### DATA EXCERPTS

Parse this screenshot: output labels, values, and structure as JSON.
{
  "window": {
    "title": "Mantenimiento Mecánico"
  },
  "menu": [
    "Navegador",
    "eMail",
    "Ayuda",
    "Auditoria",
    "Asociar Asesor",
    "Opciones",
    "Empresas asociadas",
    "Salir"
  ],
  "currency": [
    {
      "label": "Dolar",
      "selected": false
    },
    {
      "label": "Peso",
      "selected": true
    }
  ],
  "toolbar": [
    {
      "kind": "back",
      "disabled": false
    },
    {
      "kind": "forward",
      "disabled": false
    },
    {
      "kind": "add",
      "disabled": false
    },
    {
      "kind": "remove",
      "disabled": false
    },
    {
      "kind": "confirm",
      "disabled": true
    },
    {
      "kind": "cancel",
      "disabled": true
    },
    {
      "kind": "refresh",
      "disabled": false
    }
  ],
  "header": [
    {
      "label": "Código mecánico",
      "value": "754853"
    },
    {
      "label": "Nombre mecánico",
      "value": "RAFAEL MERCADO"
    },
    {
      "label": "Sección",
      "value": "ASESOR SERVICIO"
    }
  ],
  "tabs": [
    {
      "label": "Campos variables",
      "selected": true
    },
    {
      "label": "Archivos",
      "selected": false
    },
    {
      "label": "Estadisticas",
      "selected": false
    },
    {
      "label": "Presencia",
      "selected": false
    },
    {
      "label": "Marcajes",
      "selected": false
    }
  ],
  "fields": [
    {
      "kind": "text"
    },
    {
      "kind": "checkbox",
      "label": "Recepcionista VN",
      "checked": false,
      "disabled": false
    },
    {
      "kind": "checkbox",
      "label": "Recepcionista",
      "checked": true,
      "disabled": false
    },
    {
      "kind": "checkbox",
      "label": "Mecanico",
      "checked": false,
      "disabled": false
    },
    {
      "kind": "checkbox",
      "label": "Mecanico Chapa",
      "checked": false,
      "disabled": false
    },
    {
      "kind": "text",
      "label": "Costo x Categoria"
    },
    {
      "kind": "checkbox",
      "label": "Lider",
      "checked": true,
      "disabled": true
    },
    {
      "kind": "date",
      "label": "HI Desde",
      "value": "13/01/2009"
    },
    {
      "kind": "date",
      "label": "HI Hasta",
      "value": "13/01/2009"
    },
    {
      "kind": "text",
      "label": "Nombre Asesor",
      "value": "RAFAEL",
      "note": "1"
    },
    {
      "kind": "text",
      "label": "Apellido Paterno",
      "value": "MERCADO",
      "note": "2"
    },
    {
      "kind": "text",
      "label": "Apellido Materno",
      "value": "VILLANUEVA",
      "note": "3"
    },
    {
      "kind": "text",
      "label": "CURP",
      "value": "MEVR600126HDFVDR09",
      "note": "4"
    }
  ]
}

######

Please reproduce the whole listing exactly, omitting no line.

ANSWER BELOW —
Parse this screenshot: output labels, values, and structure as JSON.
{
  "window": {
    "title": "Mantenimiento Mecánico"
  },
  "menu": [
    "Navegador",
    "eMail",
    "Ayuda",
    "Auditoria",
    "Asociar Asesor",
    "Opciones",
    "Empresas asociadas",
    "Salir"
  ],
  "currency": [
    {
      "label": "Dolar",
      "selected": false
    },
    {
      "label": "Peso",
      "selected": true
    }
  ],
  "toolbar": [
    {
      "kind": "back",
      "disabled": false
    },
    {
      "kind": "forward",
      "disabled": false
    },
    {
      "kind": "add",
      "disabled": false
    },
    {
      "kind": "remove",
      "disabled": false
    },
    {
      "kind": "confirm",
      "disabled": true
    },
    {
      "kind": "cancel",
      "disabled": true
    },
    {
      "kind": "refresh",
      "disabled": false
    }
  ],
  "header": [
    {
      "label": "Código mecánico",
      "value": "754853"
    },
    {
      "label": "Nombre mecánico",
      "value": "RAFAEL MERCADO"
    },
    {
      "label": "Sección",
      "value": "ASESOR SERVICIO"
    }
  ],
  "tabs": [
    {
      "label": "Campos variables",
      "selected": true
    },
    {
      "label": "Archivos",
      "selected": false
    },
    {
      "label": "Estadisticas",
      "selected": false
    },
    {
      "label": "Presencia",
      "selected": false
    },
    {
      "label": "Marcajes",
      "selected": false
    }
  ],
  "fields": [
    {
      "kind": "text"
    },
    {
      "kind": "checkbox",
      "label": "Recepcionista VN",
      "checked": false,
      "disabled": false
    },
    {
      "kind": "checkbox",
      "label": "Recepcionista",
      "checked": true,
      "disabled": false
    },
    {
      "kind": "checkbox",
      "label": "Mecanico",
      "checked": false,
      "disabled": false
    },
    {
      "kind": "checkbox",
      "label": "Mecanico Chapa",
      "checked": false,
      "disabled": false
    },
    {
      "kind": "text",
      "label": "Costo x Categoria"
    },
    {
      "kind": "checkbox",
      "label": "Lider",
      "checked": true,
      "disabled": true
    },
    {
      "kind": "date",
      "label": "HI Desde",
      "value": "13/01/2009"
    },
    {
      "kind": "date",
      "label": "HI Hasta",
      "value": "13/01/2009"
    },
    {
      "kind": "text",
      "label": "Nombre Asesor",
      "value": "RAFAEL",
      "note": "1"
    },
    {
      "kind": "text",
      "label": "Apellido Paterno",
      "value": "MERCADO",
      "note": "2"
    },
    {
      "kind": "text",
      "label": "Apellido Materno",
      "value": "VILLANUEVA",
      "note": "3"
    },
    {
      "kind": "text",
      "label": "CURP",
      "value": "MEVR600126HDFVDR09",
      "note": "4"
    }
  ]
}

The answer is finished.